Publication Acceptance Date: 4/7/2016
Publication Date: 6/17/2016
Citation: Lovanh, N.C., Loughrin, J.H., Cook, K.L., Silva, P.J., Sistani, K.R. 2016. Methane generation during swine manure windrows: a case study. Florida Section - Air and Waste Management Association Annual Conference. 1121.

Interpretive Summary:

Technical Abstract: In the era of sustainability, utilization of livestock wastes as soil amendment to provide micronutrients for crops is very economical and sustainable. It is well understood that livestock wastes are comparable, if not better, nutrient sources for crops as chemical fertilizers. However, the large concentrated volumes of animal manure produced from livestock operations and the limited amount of available nearby agricultural land areas necessitated the need for volume reduction of these animal wastes. Composting of these animal manures is a viable option for biomass and pathogenic reduction in the environment. Nevertheless, composting also increases the potential generation of unwanted emission of anthropogenic air pollutants such as greenhouse gases (GHGs) and other compounds via volatilization. In this study, we examine the generation of methane (a greenhouse gas) from swine manure windrows to evaluate the benefit of biomass reduction in conjunction with the potential generation of GHG. The feedstock for the windrows was obtained from swine farm in Kentucky where swine manure was mixed with wood shaving as bedding material. Static flux chambers and depth gas sampler along with photoacoustic gas analyzer and gas chromatograph were used to monitor GHG concentrations during the composting process. The results show that methane flux was quite high during the initial composting process and after the turning of each compost pile. Methane concentrations were also quite high in the center of the compost piles as compared to the outer surfaces.
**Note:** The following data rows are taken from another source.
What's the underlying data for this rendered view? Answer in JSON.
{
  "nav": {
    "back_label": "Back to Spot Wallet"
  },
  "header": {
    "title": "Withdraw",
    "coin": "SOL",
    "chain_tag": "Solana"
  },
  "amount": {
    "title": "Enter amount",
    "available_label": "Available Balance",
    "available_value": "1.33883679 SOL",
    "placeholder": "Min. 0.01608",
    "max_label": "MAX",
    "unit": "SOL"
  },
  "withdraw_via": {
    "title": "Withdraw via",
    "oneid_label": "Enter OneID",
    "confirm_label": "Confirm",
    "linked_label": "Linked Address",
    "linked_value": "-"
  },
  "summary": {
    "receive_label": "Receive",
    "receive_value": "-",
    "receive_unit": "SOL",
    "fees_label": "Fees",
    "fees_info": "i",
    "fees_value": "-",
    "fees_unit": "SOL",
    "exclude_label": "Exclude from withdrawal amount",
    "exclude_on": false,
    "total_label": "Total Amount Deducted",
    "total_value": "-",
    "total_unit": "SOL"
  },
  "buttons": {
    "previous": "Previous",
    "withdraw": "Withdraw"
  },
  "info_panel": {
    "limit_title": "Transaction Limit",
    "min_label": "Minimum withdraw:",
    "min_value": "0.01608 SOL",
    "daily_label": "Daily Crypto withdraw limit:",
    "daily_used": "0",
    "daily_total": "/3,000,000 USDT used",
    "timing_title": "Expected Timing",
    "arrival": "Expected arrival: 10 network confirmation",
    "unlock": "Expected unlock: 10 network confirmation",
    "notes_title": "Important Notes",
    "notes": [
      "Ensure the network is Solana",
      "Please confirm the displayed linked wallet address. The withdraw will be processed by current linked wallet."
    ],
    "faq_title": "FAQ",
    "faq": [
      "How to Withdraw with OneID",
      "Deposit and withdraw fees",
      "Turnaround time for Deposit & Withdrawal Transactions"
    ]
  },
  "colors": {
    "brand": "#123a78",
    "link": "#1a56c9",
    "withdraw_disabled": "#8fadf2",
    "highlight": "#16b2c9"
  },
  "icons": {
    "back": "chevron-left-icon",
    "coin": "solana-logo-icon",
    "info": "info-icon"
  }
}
Over the period of roughly three months of composting, the BOD decreased by about 90%. In addition, the overall trend indicated that methane production decreased as the composting process continued. Although composting of animal waste is quite beneficial for biomass reduction, composting may not be economically feasible from an agronomical point of view due to time, nutrient loss, and potential environmental pollution (greenhouse gas emissions). Therefore, additional studies are needed to assess and validate the economics and environmental impact of animal (swine) manure composting (e.g., crop yield or impact on climate change and the environment).